Charging stations for electric vehicles (EV’s), plug-in EV’s, and plug-in hybrids are the state of the art in charging electric vehicles. Thousands of stations have been already installed in the EU, USA, China and Japan and are likely to grow rapidly in the coming years.
Some companies and some car manufacturers have begun to make, and some sell, solutions for static inductive power transfer (IPT). This technology has a total cost of a few thousand euros and is set to spread in the coming years.
Dynamic inductive power transfer (DIPT), that is charging while driving, is still in its embryonal stage and many efforts have been made in order to move towards an assessment and standardization of the technology. Demonstrators and research projects are numerous, but this technology remains for the next future.
Inductive charging of electric vehicles, especially while driving, represents a step forward towards a new transport model. A correct measurement of the transmitted power from the grid to the infrastructure and from the infrastructure to the vehicle are central issues in order to deploy this technology.
Safety is a critical point and needs serious consideration for both humans as well as animals that could be in close proximity to charge pads. Traceable measurements of electro-magnetic field (EMF) near charging coils are needed, at ground level and on- board, requiring a demanding calibration of the measurement instruments.

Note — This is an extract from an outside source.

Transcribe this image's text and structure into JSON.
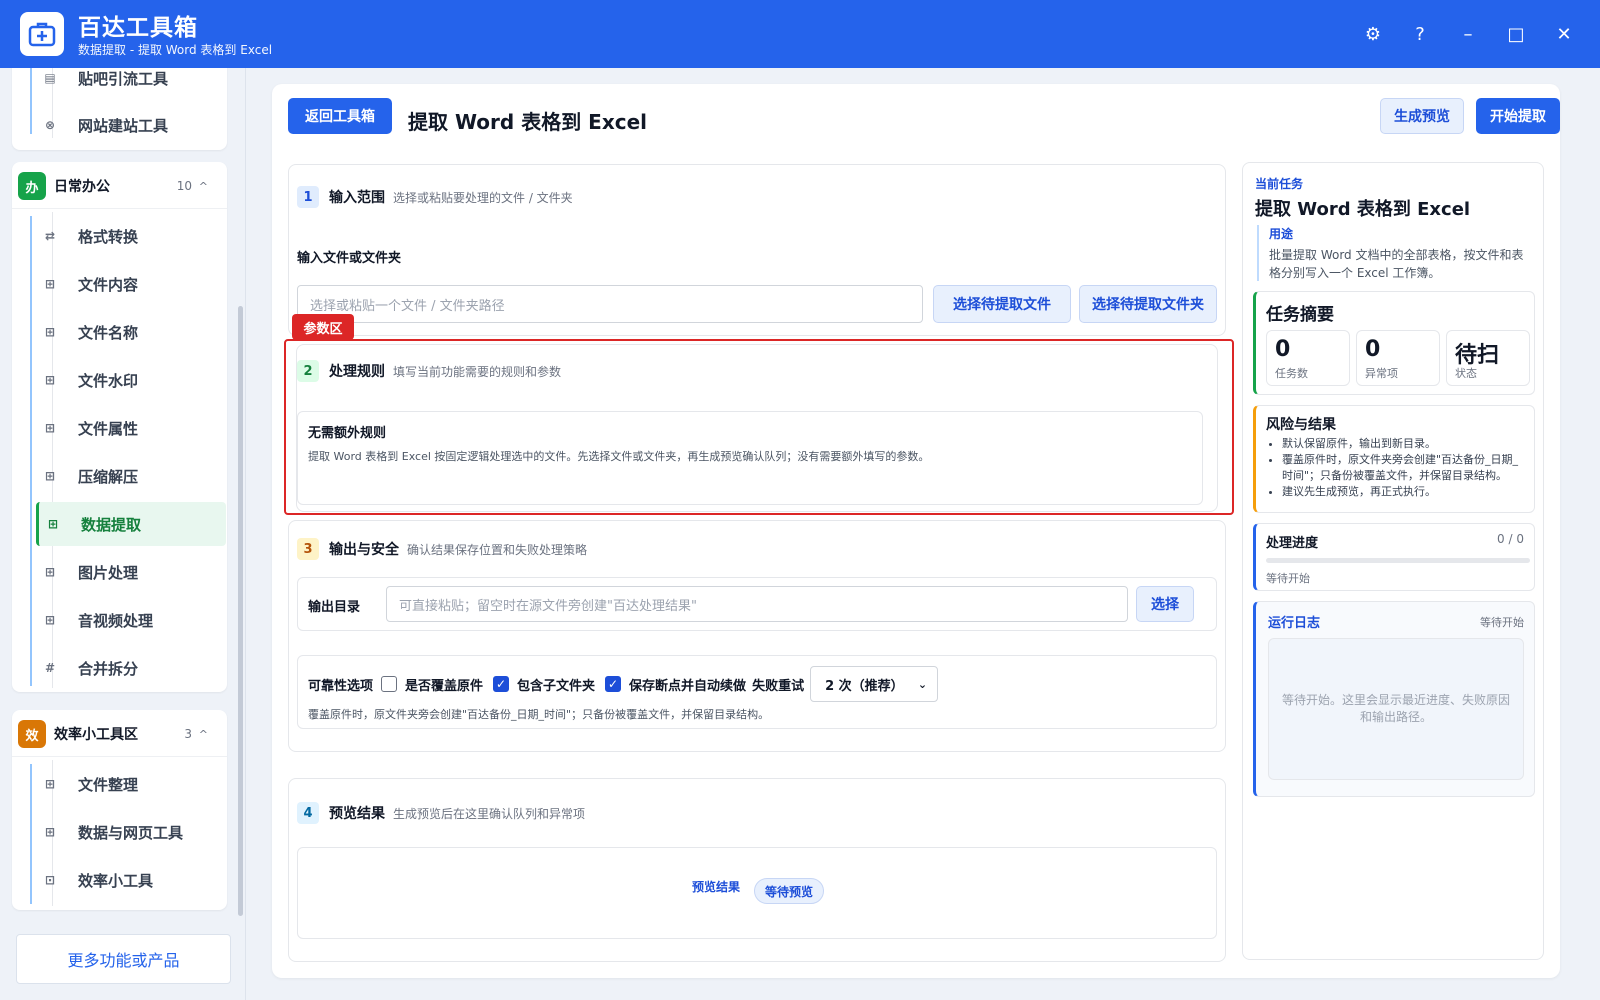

The project team will perform extensive computer simulations involving numerous scenarios of static and dynamic vehicle IPT structures for different systems, concerning electric quantities behaviour and towards the exposure of the vehicle passengers and bystanders.